Task goal:
Look through the data below and show every line that includes "name".

┌─ Provided data

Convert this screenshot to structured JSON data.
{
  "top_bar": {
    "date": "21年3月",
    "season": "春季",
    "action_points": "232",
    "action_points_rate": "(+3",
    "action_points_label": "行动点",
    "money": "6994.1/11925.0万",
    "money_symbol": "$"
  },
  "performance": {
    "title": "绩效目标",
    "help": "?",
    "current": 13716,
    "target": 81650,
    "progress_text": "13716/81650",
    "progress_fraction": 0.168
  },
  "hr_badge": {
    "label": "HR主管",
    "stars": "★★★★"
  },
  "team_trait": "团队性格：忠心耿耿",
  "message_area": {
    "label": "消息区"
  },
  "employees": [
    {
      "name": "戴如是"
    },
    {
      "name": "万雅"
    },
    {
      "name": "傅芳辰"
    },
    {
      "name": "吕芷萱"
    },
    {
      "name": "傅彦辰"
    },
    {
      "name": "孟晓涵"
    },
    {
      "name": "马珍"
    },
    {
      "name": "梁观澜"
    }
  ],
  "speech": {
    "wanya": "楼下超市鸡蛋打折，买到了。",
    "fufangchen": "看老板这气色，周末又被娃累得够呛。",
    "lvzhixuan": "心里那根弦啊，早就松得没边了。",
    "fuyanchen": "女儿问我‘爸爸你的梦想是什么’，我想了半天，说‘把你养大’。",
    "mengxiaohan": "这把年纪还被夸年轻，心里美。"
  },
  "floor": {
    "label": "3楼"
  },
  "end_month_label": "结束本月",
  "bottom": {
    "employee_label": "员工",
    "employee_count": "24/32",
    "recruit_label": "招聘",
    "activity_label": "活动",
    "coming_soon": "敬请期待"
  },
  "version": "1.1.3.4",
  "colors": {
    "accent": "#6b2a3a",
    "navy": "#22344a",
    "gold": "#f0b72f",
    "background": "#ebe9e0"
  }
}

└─

Reply:
      "name": "戴如是"
      "name": "万雅"
      "name": "傅芳辰"
      "name": "吕芷萱"
      "name": "傅彦辰"
      "name": "孟晓涵"
      "name": "马珍"
      "name": "梁观澜"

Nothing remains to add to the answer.